A gypsum board ceiling suspended resiliently below a concrete slab can increase the sound isolation considerably. The increase depends on the mass of the gypsum board, the depth of the cavity between the gypsum board and the concrete slab, and the thickness of the sound-absorbing material in the cavity. The effects ofthese variables were not investigated in the project. While little information is available for floors, Construction Technology Update No. 13 provides some data for concrete block walls that can be applied when adding gypsum board ceilings to concrete floors. As pointed out in that Update, a cavity depth that is too small can reduce the sound isolation and the STC. Increasing the cavity depth and placing sound-absorbing material in it increases the sound isolation.
Table 5. Typical STC ratings for concrete slabs
|Thickness, mm||Mass, kg/m2||STC|
Implications for the Construction Industry
The data obtained during the project are being used to generate new tables of STC ratings for inclusion in the National Building Code of Canada.

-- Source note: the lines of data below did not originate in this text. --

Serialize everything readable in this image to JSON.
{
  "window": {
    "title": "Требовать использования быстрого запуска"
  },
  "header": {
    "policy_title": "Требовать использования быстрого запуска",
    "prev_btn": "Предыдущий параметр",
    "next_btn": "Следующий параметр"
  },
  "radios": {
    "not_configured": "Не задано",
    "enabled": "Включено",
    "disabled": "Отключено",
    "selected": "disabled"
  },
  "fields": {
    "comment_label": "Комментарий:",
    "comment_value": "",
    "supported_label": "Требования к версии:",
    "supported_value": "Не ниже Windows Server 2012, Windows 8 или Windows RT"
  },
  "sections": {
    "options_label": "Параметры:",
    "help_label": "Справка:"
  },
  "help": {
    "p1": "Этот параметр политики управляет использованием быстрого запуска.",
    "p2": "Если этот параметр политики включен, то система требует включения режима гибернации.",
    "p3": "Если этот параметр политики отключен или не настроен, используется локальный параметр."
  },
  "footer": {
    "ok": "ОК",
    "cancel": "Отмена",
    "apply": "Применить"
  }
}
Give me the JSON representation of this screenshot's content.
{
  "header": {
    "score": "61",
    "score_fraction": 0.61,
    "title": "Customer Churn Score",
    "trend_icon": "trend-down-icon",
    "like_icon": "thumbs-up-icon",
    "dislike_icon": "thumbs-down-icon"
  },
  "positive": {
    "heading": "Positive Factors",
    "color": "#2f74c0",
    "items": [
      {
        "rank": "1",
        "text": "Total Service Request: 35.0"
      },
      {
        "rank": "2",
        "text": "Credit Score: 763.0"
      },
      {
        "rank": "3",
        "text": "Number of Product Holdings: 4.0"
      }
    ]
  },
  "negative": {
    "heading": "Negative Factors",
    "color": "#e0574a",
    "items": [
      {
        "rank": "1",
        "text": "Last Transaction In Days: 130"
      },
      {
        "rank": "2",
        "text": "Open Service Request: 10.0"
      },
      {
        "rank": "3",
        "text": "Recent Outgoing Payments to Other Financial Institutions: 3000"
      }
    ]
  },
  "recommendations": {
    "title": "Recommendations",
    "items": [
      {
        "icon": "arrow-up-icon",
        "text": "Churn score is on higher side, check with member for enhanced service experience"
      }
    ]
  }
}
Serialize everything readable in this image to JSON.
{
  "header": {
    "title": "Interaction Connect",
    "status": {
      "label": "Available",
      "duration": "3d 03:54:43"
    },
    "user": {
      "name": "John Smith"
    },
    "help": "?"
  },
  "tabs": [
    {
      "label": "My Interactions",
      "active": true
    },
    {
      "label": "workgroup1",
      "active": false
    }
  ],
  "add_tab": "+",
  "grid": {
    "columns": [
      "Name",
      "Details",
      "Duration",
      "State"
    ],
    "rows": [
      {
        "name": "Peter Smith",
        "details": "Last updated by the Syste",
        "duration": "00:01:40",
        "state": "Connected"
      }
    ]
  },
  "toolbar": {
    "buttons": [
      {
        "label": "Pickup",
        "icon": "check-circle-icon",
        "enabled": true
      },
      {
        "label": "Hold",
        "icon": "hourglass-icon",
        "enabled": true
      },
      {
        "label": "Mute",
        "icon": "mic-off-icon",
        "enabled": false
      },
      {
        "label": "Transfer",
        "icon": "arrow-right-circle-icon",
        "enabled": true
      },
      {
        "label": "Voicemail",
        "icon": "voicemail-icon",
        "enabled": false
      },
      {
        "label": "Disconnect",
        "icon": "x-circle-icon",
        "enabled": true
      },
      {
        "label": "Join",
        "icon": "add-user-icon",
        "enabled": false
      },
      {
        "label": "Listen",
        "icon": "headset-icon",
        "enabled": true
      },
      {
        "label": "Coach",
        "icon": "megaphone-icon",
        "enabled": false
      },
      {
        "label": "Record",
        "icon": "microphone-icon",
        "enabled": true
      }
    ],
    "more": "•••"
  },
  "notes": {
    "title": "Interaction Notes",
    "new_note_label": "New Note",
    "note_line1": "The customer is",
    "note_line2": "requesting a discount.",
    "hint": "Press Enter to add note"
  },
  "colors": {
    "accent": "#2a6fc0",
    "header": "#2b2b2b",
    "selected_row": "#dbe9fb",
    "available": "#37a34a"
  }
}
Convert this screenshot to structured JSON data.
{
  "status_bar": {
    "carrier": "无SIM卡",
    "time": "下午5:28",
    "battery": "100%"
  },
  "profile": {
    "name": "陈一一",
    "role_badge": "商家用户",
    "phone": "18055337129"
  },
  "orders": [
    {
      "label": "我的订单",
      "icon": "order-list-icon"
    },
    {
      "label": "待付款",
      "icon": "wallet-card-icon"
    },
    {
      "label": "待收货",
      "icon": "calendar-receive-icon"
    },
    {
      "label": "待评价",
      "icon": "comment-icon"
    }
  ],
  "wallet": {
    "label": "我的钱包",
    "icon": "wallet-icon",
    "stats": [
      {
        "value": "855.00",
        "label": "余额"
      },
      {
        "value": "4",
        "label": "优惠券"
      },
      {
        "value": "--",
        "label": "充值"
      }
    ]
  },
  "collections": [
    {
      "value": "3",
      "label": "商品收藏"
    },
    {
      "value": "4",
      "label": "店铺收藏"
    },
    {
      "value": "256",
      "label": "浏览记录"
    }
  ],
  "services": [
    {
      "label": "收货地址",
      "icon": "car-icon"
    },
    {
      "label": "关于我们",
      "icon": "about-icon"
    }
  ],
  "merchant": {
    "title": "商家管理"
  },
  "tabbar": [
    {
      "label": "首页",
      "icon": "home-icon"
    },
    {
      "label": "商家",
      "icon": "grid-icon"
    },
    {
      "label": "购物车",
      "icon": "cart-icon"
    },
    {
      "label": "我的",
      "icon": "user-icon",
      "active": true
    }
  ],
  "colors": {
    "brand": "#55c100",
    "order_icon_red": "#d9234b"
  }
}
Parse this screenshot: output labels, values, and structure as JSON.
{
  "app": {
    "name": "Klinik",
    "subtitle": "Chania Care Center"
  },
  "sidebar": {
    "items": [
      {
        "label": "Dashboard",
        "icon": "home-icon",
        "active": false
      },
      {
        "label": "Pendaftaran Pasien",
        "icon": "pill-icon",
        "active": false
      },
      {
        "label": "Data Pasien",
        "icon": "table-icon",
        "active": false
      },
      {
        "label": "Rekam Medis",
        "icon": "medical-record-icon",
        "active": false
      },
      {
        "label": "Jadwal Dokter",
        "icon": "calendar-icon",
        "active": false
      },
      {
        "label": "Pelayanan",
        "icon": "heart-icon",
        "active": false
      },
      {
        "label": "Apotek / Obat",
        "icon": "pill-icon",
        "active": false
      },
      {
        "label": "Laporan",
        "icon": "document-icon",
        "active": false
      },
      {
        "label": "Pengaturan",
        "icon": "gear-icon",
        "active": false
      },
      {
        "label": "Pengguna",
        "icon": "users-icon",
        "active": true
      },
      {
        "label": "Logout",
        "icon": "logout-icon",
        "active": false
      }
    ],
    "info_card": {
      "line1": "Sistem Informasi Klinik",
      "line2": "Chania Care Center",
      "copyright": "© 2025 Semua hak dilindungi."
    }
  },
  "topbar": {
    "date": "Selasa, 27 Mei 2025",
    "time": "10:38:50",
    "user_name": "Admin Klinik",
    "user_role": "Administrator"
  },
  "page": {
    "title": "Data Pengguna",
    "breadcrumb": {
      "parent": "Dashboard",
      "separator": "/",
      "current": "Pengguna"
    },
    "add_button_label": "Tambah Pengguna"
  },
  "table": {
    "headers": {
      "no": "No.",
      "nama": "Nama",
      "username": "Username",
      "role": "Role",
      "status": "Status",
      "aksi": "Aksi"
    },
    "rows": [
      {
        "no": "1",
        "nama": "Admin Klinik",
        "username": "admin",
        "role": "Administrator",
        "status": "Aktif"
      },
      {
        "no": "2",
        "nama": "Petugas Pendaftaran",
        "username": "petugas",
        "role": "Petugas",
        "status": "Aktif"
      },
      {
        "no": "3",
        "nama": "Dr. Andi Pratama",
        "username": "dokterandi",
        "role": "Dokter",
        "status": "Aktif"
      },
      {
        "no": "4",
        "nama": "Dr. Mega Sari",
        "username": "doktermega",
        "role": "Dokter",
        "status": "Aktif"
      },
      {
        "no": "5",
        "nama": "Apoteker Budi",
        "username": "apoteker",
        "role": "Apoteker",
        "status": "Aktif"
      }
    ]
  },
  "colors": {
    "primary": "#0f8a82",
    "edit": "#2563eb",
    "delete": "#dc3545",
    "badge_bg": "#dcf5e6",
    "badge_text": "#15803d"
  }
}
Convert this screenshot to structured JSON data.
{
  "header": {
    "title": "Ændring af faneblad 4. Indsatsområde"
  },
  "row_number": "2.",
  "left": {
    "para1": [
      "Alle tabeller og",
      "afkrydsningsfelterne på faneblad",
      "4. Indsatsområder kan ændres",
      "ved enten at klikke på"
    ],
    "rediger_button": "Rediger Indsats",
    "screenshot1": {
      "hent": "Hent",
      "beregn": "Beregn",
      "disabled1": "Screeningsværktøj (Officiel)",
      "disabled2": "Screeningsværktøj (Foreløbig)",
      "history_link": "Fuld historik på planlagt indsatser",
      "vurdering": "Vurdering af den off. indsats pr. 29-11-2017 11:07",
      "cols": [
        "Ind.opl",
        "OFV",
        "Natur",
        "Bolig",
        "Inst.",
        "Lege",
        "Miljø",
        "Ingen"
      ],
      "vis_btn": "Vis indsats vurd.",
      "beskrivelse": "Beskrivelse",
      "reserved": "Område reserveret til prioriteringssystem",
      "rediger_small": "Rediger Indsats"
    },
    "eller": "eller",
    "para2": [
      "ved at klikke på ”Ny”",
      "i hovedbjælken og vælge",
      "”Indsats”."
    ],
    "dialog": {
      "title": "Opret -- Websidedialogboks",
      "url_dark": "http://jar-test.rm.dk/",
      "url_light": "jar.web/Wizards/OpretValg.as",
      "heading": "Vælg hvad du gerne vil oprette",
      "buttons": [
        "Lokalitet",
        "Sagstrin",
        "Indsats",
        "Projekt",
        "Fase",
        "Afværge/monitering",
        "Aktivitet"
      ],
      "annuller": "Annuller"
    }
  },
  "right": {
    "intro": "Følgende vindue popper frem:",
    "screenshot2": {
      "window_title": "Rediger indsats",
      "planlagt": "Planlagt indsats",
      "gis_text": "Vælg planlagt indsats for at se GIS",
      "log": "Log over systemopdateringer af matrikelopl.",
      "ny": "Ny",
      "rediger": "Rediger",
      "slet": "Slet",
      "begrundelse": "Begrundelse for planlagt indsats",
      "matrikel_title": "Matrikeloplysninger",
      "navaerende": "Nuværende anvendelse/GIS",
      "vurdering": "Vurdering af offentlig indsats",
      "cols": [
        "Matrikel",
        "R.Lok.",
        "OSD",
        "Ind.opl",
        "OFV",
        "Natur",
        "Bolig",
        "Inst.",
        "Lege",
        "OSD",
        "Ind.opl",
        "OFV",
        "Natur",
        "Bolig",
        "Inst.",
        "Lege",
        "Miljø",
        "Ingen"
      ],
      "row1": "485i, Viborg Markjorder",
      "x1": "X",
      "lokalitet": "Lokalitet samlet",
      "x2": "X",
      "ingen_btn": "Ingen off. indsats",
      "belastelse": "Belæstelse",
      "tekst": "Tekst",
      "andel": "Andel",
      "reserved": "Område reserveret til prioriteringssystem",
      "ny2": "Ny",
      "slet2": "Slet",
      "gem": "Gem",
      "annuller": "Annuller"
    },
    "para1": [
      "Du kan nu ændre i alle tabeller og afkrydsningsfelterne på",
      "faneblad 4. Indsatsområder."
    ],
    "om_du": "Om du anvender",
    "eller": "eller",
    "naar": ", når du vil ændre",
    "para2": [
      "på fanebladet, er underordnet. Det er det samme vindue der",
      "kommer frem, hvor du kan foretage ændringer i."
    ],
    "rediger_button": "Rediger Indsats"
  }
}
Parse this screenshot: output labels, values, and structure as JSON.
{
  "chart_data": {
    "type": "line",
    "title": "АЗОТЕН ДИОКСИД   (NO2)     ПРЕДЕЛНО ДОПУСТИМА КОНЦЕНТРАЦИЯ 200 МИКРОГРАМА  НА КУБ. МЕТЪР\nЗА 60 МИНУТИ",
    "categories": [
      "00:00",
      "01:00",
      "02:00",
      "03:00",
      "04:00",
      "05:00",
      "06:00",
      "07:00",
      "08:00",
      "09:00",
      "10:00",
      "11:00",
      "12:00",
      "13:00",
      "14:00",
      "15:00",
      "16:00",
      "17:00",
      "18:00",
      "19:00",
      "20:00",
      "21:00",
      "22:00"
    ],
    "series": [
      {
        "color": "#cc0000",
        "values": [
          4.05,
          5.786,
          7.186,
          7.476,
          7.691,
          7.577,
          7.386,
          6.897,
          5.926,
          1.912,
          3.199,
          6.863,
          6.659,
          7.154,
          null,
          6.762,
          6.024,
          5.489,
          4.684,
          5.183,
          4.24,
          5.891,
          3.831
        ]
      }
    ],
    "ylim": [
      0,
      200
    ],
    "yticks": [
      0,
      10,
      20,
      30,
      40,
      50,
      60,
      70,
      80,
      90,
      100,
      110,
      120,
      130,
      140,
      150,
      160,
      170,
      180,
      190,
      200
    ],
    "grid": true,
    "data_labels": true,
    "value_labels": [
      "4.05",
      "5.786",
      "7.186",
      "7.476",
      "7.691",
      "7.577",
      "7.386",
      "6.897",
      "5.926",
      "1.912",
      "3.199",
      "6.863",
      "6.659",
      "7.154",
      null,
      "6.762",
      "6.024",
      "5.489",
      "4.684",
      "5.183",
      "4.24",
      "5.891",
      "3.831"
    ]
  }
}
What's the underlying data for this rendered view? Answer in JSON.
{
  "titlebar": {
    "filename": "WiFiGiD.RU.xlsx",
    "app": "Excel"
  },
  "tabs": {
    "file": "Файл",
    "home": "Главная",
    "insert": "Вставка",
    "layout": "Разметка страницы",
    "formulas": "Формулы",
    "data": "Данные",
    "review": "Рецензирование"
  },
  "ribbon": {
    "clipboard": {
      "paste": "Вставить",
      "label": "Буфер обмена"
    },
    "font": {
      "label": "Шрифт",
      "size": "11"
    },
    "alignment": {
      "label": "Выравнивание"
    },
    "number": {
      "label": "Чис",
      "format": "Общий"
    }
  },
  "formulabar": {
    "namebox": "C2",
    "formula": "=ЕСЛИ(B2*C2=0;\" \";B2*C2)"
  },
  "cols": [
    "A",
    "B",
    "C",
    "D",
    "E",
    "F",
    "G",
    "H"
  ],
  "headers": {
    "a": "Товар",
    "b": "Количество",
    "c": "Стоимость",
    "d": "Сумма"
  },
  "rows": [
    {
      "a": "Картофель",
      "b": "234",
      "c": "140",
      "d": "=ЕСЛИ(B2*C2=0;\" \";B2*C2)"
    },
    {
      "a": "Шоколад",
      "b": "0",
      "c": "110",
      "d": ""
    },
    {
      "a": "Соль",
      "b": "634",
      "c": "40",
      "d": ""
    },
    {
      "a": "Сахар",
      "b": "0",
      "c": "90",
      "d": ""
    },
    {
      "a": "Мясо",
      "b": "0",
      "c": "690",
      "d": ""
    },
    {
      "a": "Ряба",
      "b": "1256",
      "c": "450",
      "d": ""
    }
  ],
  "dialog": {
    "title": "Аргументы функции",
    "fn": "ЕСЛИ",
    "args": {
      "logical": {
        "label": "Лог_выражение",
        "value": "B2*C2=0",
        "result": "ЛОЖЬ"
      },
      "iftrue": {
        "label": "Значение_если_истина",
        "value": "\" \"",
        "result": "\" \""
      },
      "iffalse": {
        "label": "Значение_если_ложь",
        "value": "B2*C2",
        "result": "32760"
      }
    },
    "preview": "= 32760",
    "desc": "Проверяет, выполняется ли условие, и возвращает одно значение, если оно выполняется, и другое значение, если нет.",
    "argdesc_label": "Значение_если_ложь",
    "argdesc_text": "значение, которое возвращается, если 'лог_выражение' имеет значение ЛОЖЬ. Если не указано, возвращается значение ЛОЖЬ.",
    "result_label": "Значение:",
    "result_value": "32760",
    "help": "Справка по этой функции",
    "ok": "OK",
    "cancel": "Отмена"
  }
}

1. "Summary Report For Consortium On Fire Resistance And Sound Insulation Of Floors: Sound Transmission Class And Impact Insulation Class Results," A.C.C. Warnock and J.A. Birta, Internal report IRC-IR-766, April 1998.
2. The project was supported by a consortium that included Boise Cascade Corporation, Canada Mortgage and Housing Corporation (CMHC), Canadian Home Builders' Association, Canadian Portland Cement Association, Canadian Sheet Steel Building Institute, Canadian Wood Council, Cellulose Insulation Manufacturers Association of Canada, Forintek Canada Corporation, Gypsum Association, Gypsum Manufacturers of Canada, Louisiana-Pacific Incorporated, Nascor Inc., Ontario New Home Warranty Program, Ontario Ministry of Municipal Affairs and Housing, Owens Corning Canada, Roxul Inc., Trus Joist MacMillan, Willamette Industries.
Dr. A.C.C. Warnock is a senior research officer in the Indoor Environment Program of the National Research Council's Institute for Research in Construction.
National Research Council of Canada